EXERCISE OBJECTIVE :: Among the records below, find each line bearing the word "this" and copy it.

Extracted records:

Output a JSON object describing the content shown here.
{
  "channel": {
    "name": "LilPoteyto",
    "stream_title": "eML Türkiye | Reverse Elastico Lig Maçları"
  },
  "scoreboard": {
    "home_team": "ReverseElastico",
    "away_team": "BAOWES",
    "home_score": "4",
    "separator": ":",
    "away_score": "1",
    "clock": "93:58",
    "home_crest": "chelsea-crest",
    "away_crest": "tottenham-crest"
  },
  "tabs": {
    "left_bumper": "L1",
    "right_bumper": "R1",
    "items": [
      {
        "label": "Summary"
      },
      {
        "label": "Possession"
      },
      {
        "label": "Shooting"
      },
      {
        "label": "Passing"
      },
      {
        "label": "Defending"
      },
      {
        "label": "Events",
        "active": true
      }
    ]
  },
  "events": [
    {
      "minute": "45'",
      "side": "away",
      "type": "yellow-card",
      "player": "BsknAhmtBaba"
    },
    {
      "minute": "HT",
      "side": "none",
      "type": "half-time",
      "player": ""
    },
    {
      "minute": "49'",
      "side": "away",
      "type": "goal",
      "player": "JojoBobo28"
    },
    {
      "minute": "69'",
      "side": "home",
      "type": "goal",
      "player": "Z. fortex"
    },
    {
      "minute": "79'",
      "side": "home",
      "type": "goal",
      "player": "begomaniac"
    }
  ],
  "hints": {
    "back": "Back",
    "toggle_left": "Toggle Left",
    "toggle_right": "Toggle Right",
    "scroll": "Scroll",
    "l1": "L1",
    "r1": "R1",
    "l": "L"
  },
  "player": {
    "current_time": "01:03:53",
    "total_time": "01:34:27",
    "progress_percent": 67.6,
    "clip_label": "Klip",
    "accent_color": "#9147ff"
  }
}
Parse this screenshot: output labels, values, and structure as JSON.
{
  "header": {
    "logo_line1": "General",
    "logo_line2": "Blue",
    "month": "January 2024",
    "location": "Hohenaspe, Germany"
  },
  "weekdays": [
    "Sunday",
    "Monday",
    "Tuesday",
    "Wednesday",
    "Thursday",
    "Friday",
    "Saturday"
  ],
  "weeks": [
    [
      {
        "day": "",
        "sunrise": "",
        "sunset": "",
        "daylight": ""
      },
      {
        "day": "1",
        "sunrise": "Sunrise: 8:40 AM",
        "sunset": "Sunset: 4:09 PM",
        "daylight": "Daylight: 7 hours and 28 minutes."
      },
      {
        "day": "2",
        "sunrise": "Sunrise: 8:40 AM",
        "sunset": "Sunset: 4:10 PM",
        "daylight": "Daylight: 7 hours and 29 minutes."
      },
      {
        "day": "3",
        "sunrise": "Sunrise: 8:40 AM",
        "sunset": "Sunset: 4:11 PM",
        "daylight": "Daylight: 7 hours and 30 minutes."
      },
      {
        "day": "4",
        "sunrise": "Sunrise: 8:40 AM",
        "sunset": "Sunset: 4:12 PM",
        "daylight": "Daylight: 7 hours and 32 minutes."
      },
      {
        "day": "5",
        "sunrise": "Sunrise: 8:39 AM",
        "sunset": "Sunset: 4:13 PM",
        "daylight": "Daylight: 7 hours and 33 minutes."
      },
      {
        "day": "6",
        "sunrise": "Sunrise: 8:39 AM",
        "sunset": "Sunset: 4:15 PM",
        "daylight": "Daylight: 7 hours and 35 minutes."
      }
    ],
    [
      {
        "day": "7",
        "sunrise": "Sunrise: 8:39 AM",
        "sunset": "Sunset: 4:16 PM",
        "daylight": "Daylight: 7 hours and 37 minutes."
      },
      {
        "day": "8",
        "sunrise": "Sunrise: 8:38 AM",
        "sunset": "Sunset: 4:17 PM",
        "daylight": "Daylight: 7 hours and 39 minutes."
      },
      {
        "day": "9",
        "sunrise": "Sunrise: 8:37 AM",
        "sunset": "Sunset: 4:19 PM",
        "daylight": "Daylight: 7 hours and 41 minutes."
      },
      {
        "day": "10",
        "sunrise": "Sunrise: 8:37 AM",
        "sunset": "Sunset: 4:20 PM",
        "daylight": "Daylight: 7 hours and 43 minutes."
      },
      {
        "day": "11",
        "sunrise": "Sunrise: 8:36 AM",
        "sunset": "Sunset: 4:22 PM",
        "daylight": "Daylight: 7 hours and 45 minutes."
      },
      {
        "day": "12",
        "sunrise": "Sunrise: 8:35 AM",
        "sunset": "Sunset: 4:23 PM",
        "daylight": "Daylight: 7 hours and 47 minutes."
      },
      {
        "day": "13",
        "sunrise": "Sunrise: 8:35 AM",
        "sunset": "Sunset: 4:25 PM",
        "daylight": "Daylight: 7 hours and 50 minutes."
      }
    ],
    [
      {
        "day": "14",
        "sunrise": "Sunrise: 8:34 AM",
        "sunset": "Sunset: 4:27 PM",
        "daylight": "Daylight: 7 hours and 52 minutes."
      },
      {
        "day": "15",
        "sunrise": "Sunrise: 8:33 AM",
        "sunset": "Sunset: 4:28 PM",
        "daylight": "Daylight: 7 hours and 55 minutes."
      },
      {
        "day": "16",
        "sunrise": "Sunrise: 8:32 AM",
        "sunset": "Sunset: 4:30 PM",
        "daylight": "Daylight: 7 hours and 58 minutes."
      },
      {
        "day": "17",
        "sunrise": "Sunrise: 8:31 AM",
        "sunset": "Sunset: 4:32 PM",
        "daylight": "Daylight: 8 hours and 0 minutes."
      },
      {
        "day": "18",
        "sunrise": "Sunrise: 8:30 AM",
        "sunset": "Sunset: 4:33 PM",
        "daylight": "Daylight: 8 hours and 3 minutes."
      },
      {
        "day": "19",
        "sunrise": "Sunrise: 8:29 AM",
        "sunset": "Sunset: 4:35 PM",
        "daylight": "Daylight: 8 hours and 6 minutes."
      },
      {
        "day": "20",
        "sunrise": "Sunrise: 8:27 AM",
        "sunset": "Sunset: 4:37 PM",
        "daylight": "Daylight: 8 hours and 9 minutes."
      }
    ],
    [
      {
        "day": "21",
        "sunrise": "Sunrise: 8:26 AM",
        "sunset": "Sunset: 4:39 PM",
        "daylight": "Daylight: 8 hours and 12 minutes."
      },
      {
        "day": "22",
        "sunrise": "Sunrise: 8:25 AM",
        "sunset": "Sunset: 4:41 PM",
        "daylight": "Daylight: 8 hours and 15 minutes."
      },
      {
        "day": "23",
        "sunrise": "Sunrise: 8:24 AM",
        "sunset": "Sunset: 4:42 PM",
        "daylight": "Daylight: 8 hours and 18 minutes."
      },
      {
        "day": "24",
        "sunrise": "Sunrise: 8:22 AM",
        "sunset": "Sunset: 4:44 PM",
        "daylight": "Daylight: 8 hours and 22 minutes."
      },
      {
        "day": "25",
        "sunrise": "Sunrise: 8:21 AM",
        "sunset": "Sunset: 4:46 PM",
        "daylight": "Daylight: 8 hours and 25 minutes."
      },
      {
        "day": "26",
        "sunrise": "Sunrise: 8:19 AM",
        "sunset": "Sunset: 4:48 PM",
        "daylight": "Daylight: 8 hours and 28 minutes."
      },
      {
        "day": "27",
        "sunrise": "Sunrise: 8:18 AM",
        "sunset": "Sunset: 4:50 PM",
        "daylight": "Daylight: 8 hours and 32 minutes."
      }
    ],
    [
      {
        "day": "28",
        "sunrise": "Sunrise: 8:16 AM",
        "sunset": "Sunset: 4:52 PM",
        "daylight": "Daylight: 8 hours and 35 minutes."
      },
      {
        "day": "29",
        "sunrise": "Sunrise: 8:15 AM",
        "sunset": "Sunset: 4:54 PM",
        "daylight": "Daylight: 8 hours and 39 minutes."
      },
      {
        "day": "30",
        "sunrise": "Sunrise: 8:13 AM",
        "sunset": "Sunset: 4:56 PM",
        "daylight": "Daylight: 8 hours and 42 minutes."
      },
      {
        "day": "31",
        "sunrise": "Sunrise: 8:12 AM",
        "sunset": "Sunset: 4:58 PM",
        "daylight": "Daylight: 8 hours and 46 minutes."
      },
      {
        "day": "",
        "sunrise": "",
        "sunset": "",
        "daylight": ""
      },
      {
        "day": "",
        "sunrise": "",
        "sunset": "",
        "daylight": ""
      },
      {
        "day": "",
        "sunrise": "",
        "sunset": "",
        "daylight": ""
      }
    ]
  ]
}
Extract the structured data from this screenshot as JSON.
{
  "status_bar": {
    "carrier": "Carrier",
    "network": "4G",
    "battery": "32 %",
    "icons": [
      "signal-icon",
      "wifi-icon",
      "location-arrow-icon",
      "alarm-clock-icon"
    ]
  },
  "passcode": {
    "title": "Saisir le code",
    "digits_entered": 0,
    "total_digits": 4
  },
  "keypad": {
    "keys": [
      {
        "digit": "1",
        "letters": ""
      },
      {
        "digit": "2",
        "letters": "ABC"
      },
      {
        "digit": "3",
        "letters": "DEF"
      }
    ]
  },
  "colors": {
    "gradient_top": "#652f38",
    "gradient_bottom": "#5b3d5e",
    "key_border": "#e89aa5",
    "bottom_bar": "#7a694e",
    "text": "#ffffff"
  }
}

RESULT ::
Parse this screenshot: output labels, values, and structure as JSON.
Extract the structured data from this screenshot as JSON.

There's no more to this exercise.